» **WHAT TO WORK ON**
All of the data should be restated exactly as it stands.

» **RECORDS SHOWN**
============

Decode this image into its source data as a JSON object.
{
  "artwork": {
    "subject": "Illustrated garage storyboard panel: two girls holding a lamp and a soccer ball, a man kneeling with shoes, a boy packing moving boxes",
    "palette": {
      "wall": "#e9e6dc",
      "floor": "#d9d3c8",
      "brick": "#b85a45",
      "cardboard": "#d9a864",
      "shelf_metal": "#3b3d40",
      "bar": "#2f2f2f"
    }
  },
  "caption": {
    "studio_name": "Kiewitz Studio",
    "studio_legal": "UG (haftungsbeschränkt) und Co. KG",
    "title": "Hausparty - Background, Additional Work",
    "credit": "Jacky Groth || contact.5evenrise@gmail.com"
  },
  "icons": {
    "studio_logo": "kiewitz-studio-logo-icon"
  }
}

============

» **YOUR SOLUTION**
Decode this image into its source data as a JSON object.
{
  "artwork": {
    "subject": "Illustrated garage storyboard panel: two girls holding a lamp and a soccer ball, a man kneeling with shoes, a boy packing moving boxes",
    "palette": {
      "wall": "#e9e6dc",
      "floor": "#d9d3c8",
      "brick": "#b85a45",
      "cardboard": "#d9a864",
      "shelf_metal": "#3b3d40",
      "bar": "#2f2f2f"
    }
  },
  "caption": {
    "studio_name": "Kiewitz Studio",
    "studio_legal": "UG (haftungsbeschränkt) und Co. KG",
    "title": "Hausparty - Background, Additional Work",
    "credit": "Jacky Groth || contact.5evenrise@gmail.com"
  },
  "icons": {
    "studio_logo": "kiewitz-studio-logo-icon"
  }
}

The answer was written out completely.